■ Supplied material:
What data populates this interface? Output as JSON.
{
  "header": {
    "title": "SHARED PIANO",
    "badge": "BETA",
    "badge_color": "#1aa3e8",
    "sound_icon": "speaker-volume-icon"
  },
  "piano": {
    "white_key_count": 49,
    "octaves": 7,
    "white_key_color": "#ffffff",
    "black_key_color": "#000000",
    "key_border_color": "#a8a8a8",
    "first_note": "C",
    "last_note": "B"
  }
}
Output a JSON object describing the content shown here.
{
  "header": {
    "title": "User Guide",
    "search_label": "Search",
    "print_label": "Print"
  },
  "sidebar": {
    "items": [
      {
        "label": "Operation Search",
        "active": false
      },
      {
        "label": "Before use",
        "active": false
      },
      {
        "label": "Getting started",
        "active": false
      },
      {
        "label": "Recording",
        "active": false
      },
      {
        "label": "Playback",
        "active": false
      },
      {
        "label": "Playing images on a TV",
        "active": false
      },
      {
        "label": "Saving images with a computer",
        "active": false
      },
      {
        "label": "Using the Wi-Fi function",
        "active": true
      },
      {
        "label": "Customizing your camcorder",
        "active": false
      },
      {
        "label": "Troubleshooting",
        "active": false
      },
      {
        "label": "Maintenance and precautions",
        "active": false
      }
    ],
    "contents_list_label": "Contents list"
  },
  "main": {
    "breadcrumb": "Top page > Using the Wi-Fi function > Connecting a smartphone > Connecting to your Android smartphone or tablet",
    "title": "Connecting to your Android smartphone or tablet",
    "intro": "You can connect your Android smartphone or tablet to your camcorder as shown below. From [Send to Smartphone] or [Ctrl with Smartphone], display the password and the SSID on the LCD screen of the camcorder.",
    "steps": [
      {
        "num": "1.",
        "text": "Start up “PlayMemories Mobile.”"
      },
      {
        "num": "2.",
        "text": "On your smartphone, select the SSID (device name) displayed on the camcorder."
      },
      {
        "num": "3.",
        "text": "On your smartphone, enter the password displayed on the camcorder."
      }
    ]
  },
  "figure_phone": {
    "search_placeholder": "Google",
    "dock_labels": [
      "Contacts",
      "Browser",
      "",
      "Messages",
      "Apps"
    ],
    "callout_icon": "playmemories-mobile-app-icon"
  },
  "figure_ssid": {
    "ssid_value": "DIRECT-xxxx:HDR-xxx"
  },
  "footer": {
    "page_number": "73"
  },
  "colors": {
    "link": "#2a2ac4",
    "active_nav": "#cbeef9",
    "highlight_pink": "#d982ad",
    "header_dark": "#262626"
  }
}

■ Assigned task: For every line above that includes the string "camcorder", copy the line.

■ Answer box:
        "label": "Customizing your camcorder",
    "intro": "You can connect your Android smartphone or tablet to your camcorder as shown below. From [Send to Smartphone] or [Ctrl with Smartphone], display the password and the SSID on the LCD screen of the camcorder.",
        "text": "On your smartphone, select the SSID (device name) displayed on the camcorder."
        "text": "On your smartphone, enter the password displayed on the camcorder."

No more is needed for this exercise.